# [Task prompt]
Drop the pictures from the entries below, then reproduce the rest exactly.

Items from an interface collection:

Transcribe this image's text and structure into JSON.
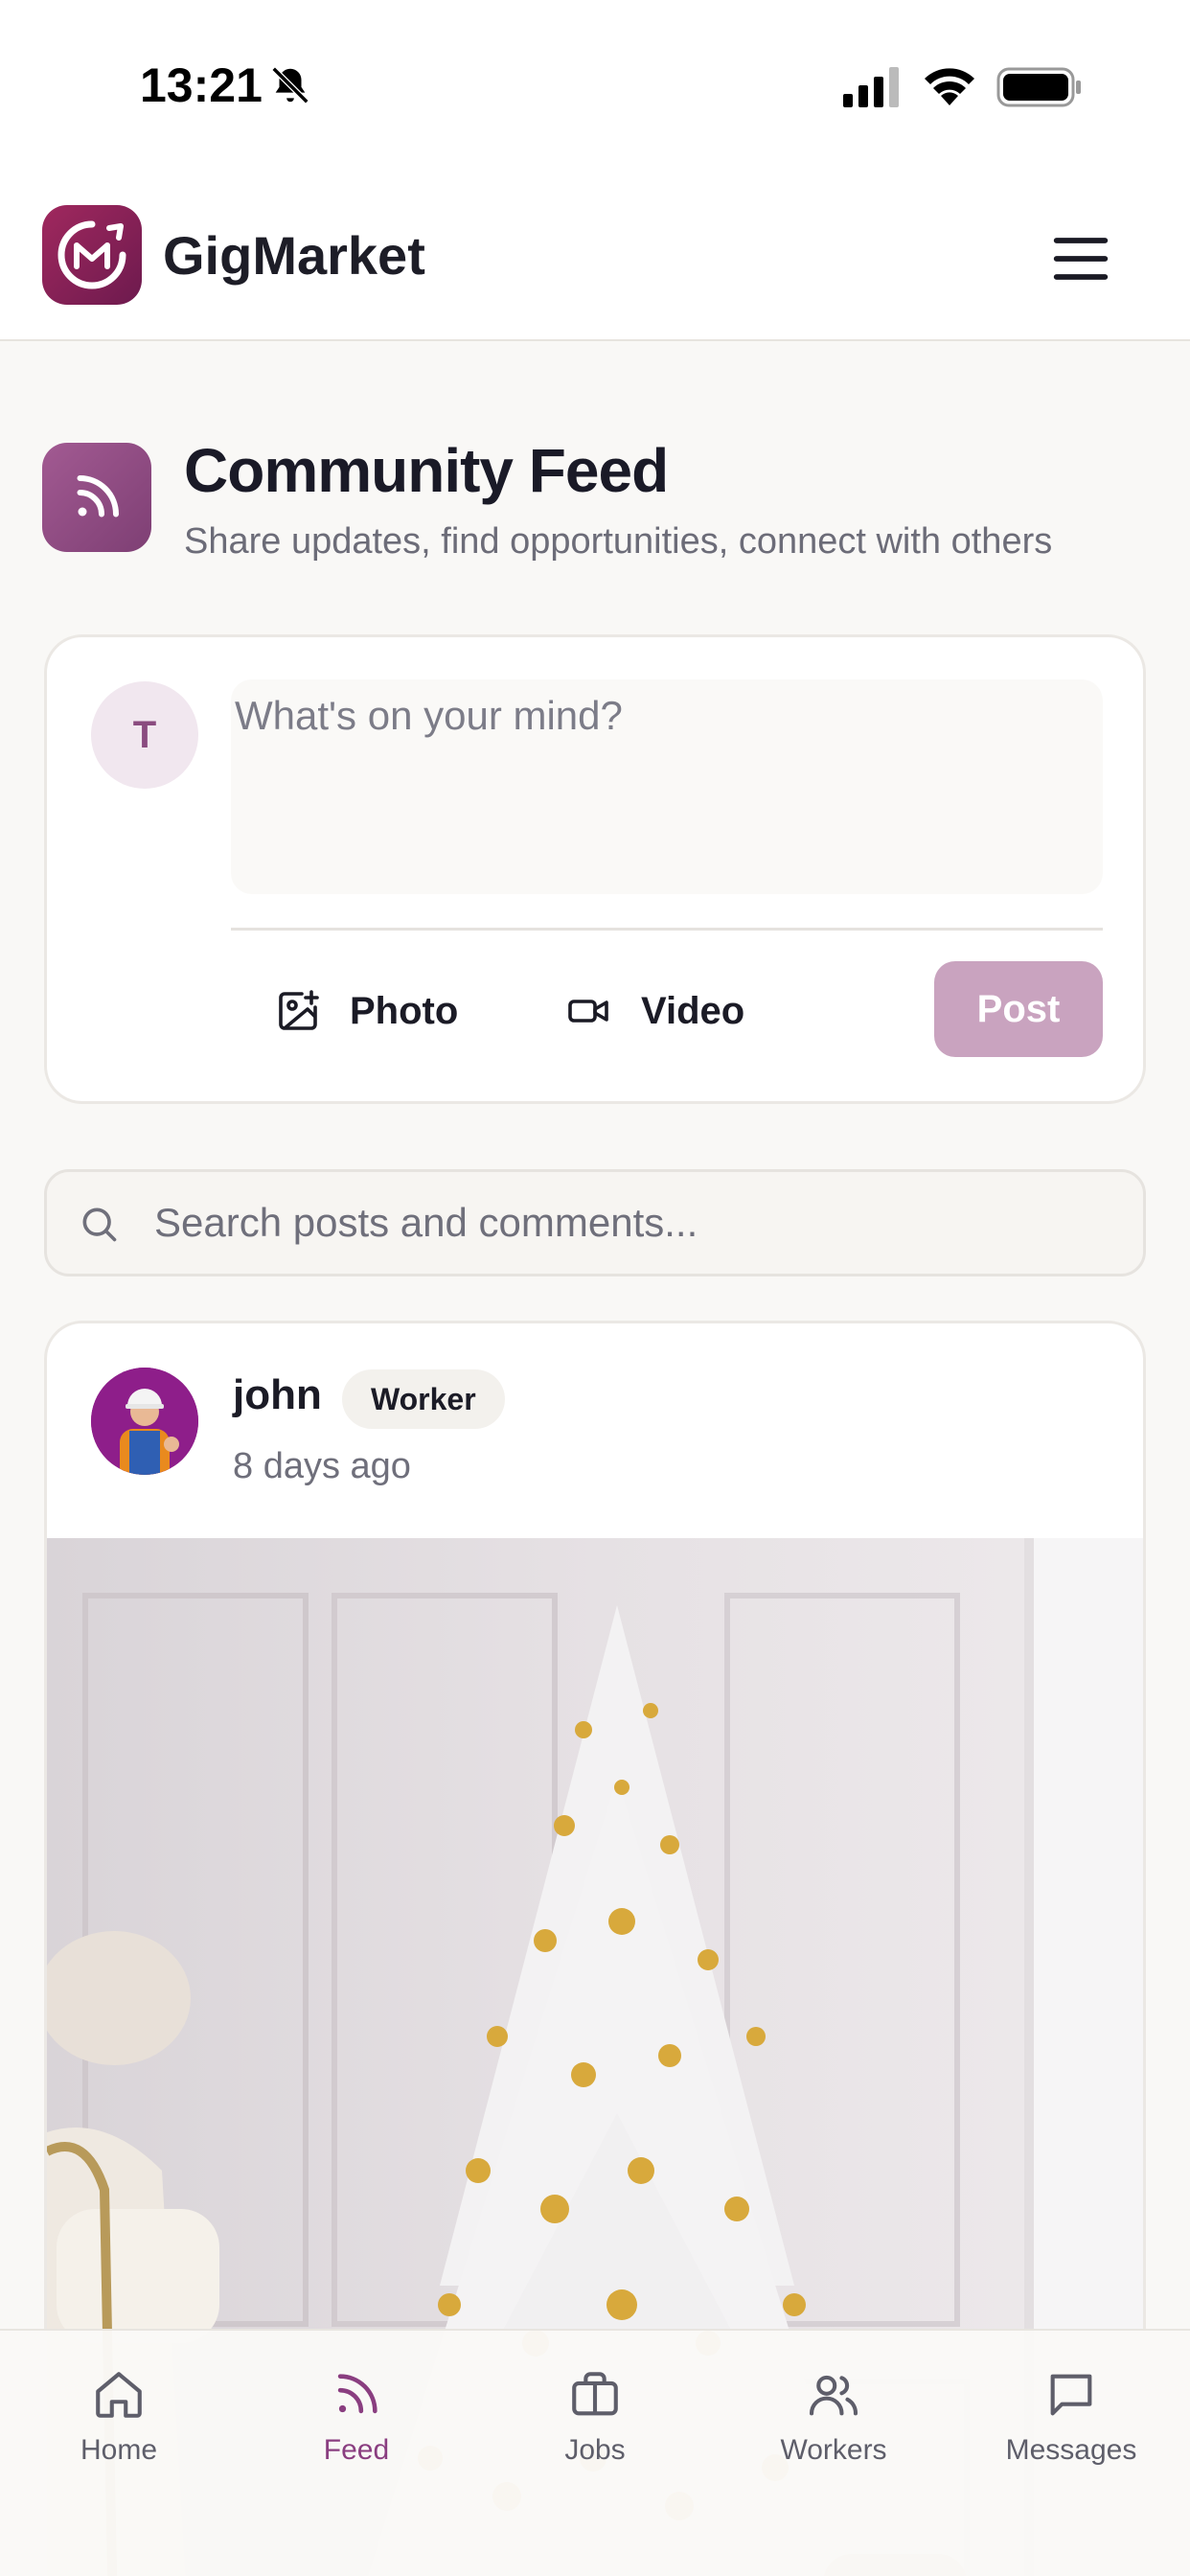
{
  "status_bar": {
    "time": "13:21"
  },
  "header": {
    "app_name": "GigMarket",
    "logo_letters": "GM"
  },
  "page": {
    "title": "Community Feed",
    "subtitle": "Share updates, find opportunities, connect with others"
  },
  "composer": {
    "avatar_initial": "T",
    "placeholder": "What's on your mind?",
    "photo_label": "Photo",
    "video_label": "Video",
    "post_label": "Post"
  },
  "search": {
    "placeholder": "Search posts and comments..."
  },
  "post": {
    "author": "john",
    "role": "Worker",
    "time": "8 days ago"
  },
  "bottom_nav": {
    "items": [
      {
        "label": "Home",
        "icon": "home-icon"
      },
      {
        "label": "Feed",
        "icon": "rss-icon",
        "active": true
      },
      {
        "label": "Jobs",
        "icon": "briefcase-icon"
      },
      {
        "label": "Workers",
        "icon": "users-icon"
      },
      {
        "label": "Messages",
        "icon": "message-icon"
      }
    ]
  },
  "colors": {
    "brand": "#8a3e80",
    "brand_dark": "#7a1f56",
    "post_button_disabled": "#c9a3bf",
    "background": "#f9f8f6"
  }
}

# [Your solution]
Transcribe this image's text and structure into JSON.
{
  "status_bar": {
    "time": "13:21"
  },
  "header": {
    "app_name": "GigMarket",
    "logo_letters": "GM"
  },
  "page": {
    "title": "Community Feed",
    "subtitle": "Share updates, find opportunities, connect with others"
  },
  "composer": {
    "avatar_initial": "T",
    "placeholder": "What's on your mind?",
    "photo_label": "Photo",
    "video_label": "Video",
    "post_label": "Post"
  },
  "search": {
    "placeholder": "Search posts and comments..."
  },
  "post": {
    "author": "john",
    "role": "Worker",
    "time": "8 days ago"
  },
  "bottom_nav": {
    "items": [
      {
        "label": "Home",
        "icon": "home-icon"
      },
      {
        "label": "Feed",
        "icon": "rss-icon",
        "active": true
      },
      {
        "label": "Jobs",
        "icon": "briefcase-icon"
      },
      {
        "label": "Workers",
        "icon": "users-icon"
      },
      {
        "label": "Messages",
        "icon": "message-icon"
      }
    ]
  },
  "colors": {
    "brand": "#8a3e80",
    "brand_dark": "#7a1f56",
    "post_button_disabled": "#c9a3bf",
    "background": "#f9f8f6"
  }
}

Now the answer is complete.